Director: Jiang Wen
Cast: Chow Yun Fatt, Ge You, Jiang Wen, Carina Lau, Hu Jun, Chen Kun, Feng Xiaogang, Miao Pu, Zhou Yun
RunTime: 2 hrs 12 mins
Released By: GV & Scorpio East Pictures
Rating: NC-16 (Some Violence & Sexual Scenes)
Opening Day: 31 March 2011
Synopsis: Set in China during the warring 1920s, notorious bandit chief Zhang descends upon a remote provincial town posing as its new mayor, an identity that he had hijacked from Old Tang, himself a small-time imposter.
We really can’t ask for anything more, can we?
Jiang Wen and Ge You, two of China’s greatest actors, have come together to star in this action comedy co produced by China and Hong Kong. Jiang, whose filmography includes Jasmine Women (2004) and Warriors of Heaven and Earth (2003) is a director himself, more identified with the “sixth generation” that emerged in the 1990s. His last film, The Sun Also Rises (2007), made us sit up and marvel at his refreshing filmmaking skills. Ge, recipient of the Best Actor Award at the Cannes Film Festival for his moving rendition of a father in Zhang Yimou’s To Live (1994), is an acclaimed artiste whose body of work includes A World Without Thieves (2004) and If You Are The One (2008).

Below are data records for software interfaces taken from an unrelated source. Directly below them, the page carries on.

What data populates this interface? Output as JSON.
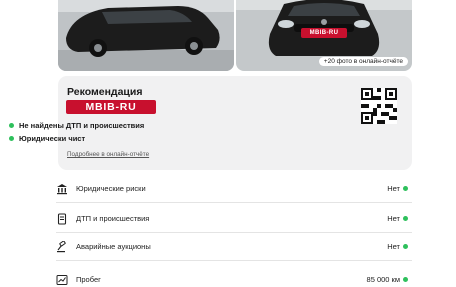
{
  "photos": {
    "more_label": "+20 фото в онлайн-отчёте",
    "plate_text": "MBIB-RU",
    "car_color": "#1c1c1c"
  },
  "recommendation": {
    "title": "Рекомендация",
    "brand": "MBIB-RU",
    "brand_color": "#c8102e",
    "checks": [
      {
        "label": "Не найдены ДТП и происшествия"
      },
      {
        "label": "Юридически чист"
      }
    ],
    "details_link": "Подробнее в онлайн-отчёте",
    "status_color": "#2ec05c"
  },
  "rows": [
    {
      "icon": "bank-icon",
      "label": "Юридические риски",
      "value": "Нет"
    },
    {
      "icon": "document-icon",
      "label": "ДТП и происшествия",
      "value": "Нет"
    },
    {
      "icon": "gavel-icon",
      "label": "Аварийные аукционы",
      "value": "Нет"
    },
    {
      "icon": "chart-icon",
      "label": "Пробег",
      "value": "85 000 км"
    }
  ]
}
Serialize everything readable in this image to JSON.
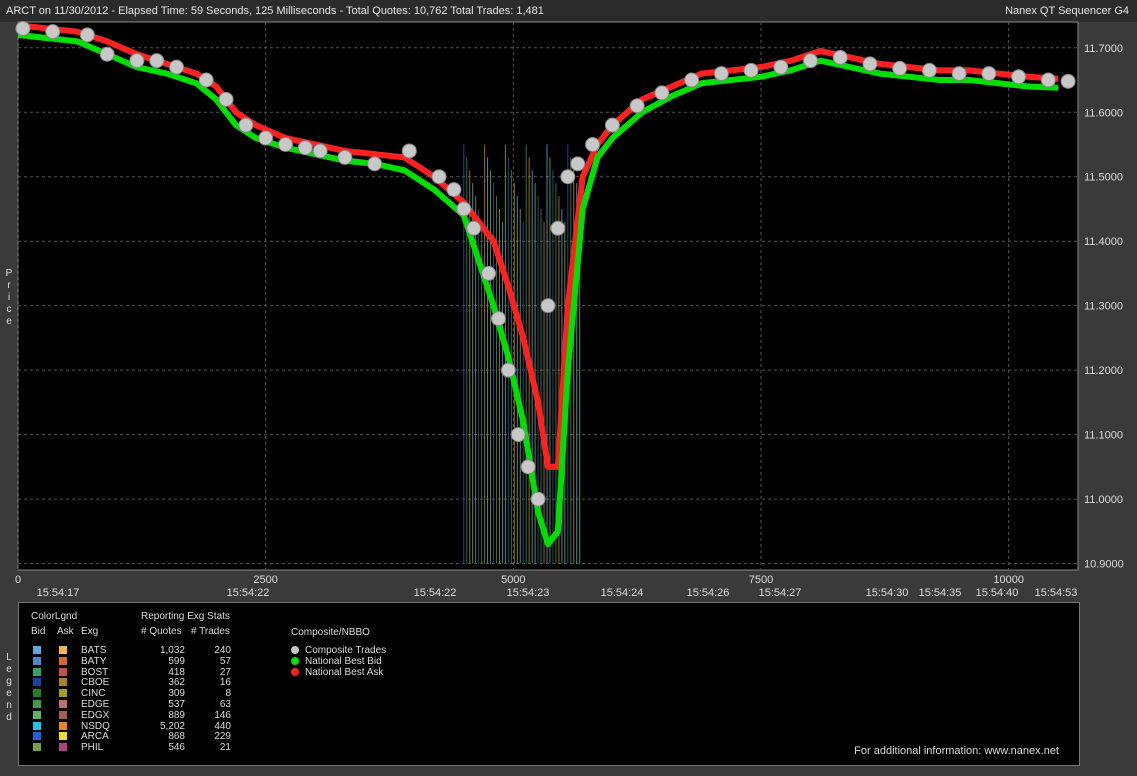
{
  "header": {
    "info": "ARCT on 11/30/2012  -  Elapsed Time: 59 Seconds, 125 Milliseconds  -  Total Quotes: 10,762  Total Trades: 1,481",
    "app_title": "Nanex QT Sequencer G4"
  },
  "side_labels": {
    "price": "Price",
    "legend": "Legend"
  },
  "chart_data": {
    "type": "line",
    "ylabel": "Price",
    "ylim": [
      10.89,
      11.74
    ],
    "xlim": [
      0,
      10700
    ],
    "y_ticks": [
      "11.7000",
      "11.6000",
      "11.5000",
      "11.4000",
      "11.3000",
      "11.2000",
      "11.1000",
      "11.0000",
      "10.9000"
    ],
    "y_tick_values": [
      11.7,
      11.6,
      11.5,
      11.4,
      11.3,
      11.2,
      11.1,
      11.0,
      10.9
    ],
    "x_ticks": [
      "0",
      "2500",
      "5000",
      "7500",
      "10000"
    ],
    "x_tick_values": [
      0,
      2500,
      5000,
      7500,
      10000
    ],
    "time_labels": [
      {
        "x": 0,
        "label": "15:54:17"
      },
      {
        "x": 2500,
        "label": "15:54:22"
      },
      {
        "x": 5000,
        "label": "15:54:22"
      },
      {
        "x": 5300,
        "label": "15:54:23"
      },
      {
        "x": 6350,
        "label": "15:54:24"
      },
      {
        "x": 7350,
        "label": "15:54:26"
      },
      {
        "x": 8200,
        "label": "15:54:27"
      },
      {
        "x": 10100,
        "label": "15:54:30"
      },
      {
        "x": 10500,
        "label": "15:54:35"
      },
      {
        "x": 11100,
        "label": "15:54:40"
      },
      {
        "x": 11700,
        "label": "15:54:53"
      }
    ],
    "series": [
      {
        "name": "National Best Ask",
        "color": "#ff2020",
        "x": [
          0,
          300,
          600,
          900,
          1200,
          1500,
          1800,
          2000,
          2200,
          2400,
          2700,
          3000,
          3300,
          3600,
          3900,
          4200,
          4500,
          4800,
          4950,
          5100,
          5250,
          5350,
          5450,
          5550,
          5700,
          5850,
          6000,
          6300,
          6600,
          6900,
          7200,
          7500,
          7800,
          8100,
          8400,
          8700,
          9000,
          9300,
          9600,
          9900,
          10200,
          10500
        ],
        "y": [
          11.735,
          11.73,
          11.725,
          11.71,
          11.69,
          11.675,
          11.66,
          11.64,
          11.6,
          11.58,
          11.56,
          11.55,
          11.54,
          11.535,
          11.53,
          11.5,
          11.46,
          11.4,
          11.33,
          11.25,
          11.15,
          11.05,
          11.05,
          11.3,
          11.5,
          11.55,
          11.58,
          11.62,
          11.64,
          11.66,
          11.665,
          11.67,
          11.68,
          11.695,
          11.685,
          11.675,
          11.67,
          11.665,
          11.665,
          11.66,
          11.655,
          11.652
        ]
      },
      {
        "name": "National Best Bid",
        "color": "#00e000",
        "x": [
          0,
          300,
          600,
          900,
          1200,
          1500,
          1800,
          2000,
          2200,
          2400,
          2700,
          3000,
          3300,
          3600,
          3900,
          4200,
          4500,
          4800,
          4950,
          5100,
          5250,
          5350,
          5450,
          5550,
          5700,
          5850,
          6000,
          6300,
          6600,
          6900,
          7200,
          7500,
          7800,
          8100,
          8400,
          8700,
          9000,
          9300,
          9600,
          9900,
          10200,
          10500
        ],
        "y": [
          11.72,
          11.715,
          11.71,
          11.69,
          11.67,
          11.66,
          11.645,
          11.62,
          11.58,
          11.56,
          11.545,
          11.535,
          11.525,
          11.52,
          11.51,
          11.48,
          11.44,
          11.3,
          11.22,
          11.12,
          10.98,
          10.93,
          10.95,
          11.2,
          11.45,
          11.53,
          11.56,
          11.6,
          11.625,
          11.645,
          11.65,
          11.655,
          11.665,
          11.68,
          11.67,
          11.66,
          11.655,
          11.65,
          11.65,
          11.645,
          11.64,
          11.638
        ]
      },
      {
        "name": "Composite Trades",
        "color": "#c8c8c8",
        "x": [
          50,
          350,
          700,
          900,
          1200,
          1400,
          1600,
          1900,
          2100,
          2300,
          2500,
          2700,
          2900,
          3050,
          3300,
          3600,
          3950,
          4250,
          4400,
          4500,
          4600,
          4750,
          4850,
          4950,
          5050,
          5150,
          5250,
          5350,
          5450,
          5550,
          5650,
          5800,
          6000,
          6250,
          6500,
          6800,
          7100,
          7400,
          7700,
          8000,
          8300,
          8600,
          8900,
          9200,
          9500,
          9800,
          10100,
          10400,
          10600
        ],
        "y": [
          11.73,
          11.725,
          11.72,
          11.69,
          11.68,
          11.68,
          11.67,
          11.65,
          11.62,
          11.58,
          11.56,
          11.55,
          11.545,
          11.54,
          11.53,
          11.52,
          11.54,
          11.5,
          11.48,
          11.45,
          11.42,
          11.35,
          11.28,
          11.2,
          11.1,
          11.05,
          11.0,
          11.3,
          11.42,
          11.5,
          11.52,
          11.55,
          11.58,
          11.61,
          11.63,
          11.65,
          11.66,
          11.665,
          11.67,
          11.68,
          11.685,
          11.675,
          11.668,
          11.665,
          11.66,
          11.66,
          11.655,
          11.65,
          11.648
        ]
      }
    ]
  },
  "legend": {
    "colorlgnd": "ColorLgnd",
    "reporting": "Reporting Exg Stats",
    "col_bid": "Bid",
    "col_ask": "Ask",
    "col_exg": "Exg",
    "col_quotes": "# Quotes",
    "col_trades": "# Trades",
    "rows": [
      {
        "exg": "BATS",
        "quotes": "1,032",
        "trades": "240",
        "bid": "#5fa8e0",
        "ask": "#f0b848"
      },
      {
        "exg": "BATY",
        "quotes": "599",
        "trades": "57",
        "bid": "#4f88c8",
        "ask": "#d86830"
      },
      {
        "exg": "BOST",
        "quotes": "418",
        "trades": "27",
        "bid": "#3aa060",
        "ask": "#c05050"
      },
      {
        "exg": "CBOE",
        "quotes": "362",
        "trades": "16",
        "bid": "#2040a0",
        "ask": "#b08020"
      },
      {
        "exg": "CINC",
        "quotes": "309",
        "trades": "8",
        "bid": "#208020",
        "ask": "#a0a020"
      },
      {
        "exg": "EDGE",
        "quotes": "537",
        "trades": "63",
        "bid": "#40a040",
        "ask": "#c07070"
      },
      {
        "exg": "EDGX",
        "quotes": "889",
        "trades": "146",
        "bid": "#60b060",
        "ask": "#a06050"
      },
      {
        "exg": "NSDQ",
        "quotes": "5,202",
        "trades": "440",
        "bid": "#20c0f0",
        "ask": "#f08020"
      },
      {
        "exg": "ARCA",
        "quotes": "868",
        "trades": "229",
        "bid": "#2060e0",
        "ask": "#f0e020"
      },
      {
        "exg": "PHIL",
        "quotes": "546",
        "trades": "21",
        "bid": "#70a040",
        "ask": "#b04080"
      }
    ],
    "composite_title": "Composite/NBBO",
    "composite_items": [
      {
        "label": "Composite Trades",
        "color": "#c8c8c8"
      },
      {
        "label": "National Best Bid",
        "color": "#00e000"
      },
      {
        "label": "National Best Ask",
        "color": "#ff2020"
      }
    ],
    "footer": "For additional information: www.nanex.net"
  }
}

So you can expect, pardon the pun here, more than flying bullets when these two highly regarded actors appear in the same production.
Next, we go on to gawk over the third leading man in this movie – Chow Yun Fatt. The highly versatile actor has impressed us with his wide range of roles including the raging emperor in Curse of the Golden Flower (2006), the pirate lord in Pirates of the Caribbean: At World’s End (2007) to, err, the master of Zen in Dragonball Evolution (2009).
We have spent a substantially large portion of the review on the three protagonists’ past works – what exactly are we avoiding here?
Well, first things first, we really do not want to spoil the fun by revealing too much of the plot. All we can say is that it involves a bandit chief who visits a provincial town, posing as its new mayor. The ingenious twists and turns in plot development is almost indescribable in words – viewers should expect nothing less than a smartly written script penned by Jiang and his team of writers, based on Ma Shitu’s novel “Ten Nighttime Stories”.
Second, film lovers will instantly identify Jiang as a capable filmmaker who knows his stuff inside out. The distinctively wacky approach to telling this dramatic tale brings to mind other ingenious directors like Quentin Tarantino and Sergio Leone. Couple that with very intelligent dialogue exchanges that bring out the best in Chinese culture. The many quotable quotes feature choice of words, idioms and expressions that will have the thinking viewer smiling from ear to ear. Be it Zhao Fei’s spectacular cinematography, William Chang’s lush costume design or Jiang Wei’s intricate artistic design, it is evident that Jiang is one sure handed and confident director who is capable of bringing out the best of cinema.
Of course, we wouldn’t miss out on the captivating performances of the cast here – it is the reason why we had our eyes glued to the screen from beginning to end. The film features many supporting characters played by both familiar (Carina Lau, Chen Kun, Feng Xiaogang, Hu Jun) and unfamiliar (Liao Fan, Miao Pu, Ma Ke, Wei Xiao amongst many others) faces, but you find yourself identifying each and every of their well developed personalities.
And we haven’t even mentioned the sly political references Jiang has inserted into his commercial movie (just check out the number of computer generated effects and the large crowd scenes to get an idea of how much resources were pumped into this project) – clever viewers just need to pay extra attention to how the scenarios play out to get an idea of the commentary Jiang is making on Mainland China.
When the end credits roll for this 132 minute movie, you’d be overwhelmingly impressed with the entertainingly smart piece of work which you’ve just seen.
(A clever and well produced Chinese film which will fascinate and enthrall)
Review by John Li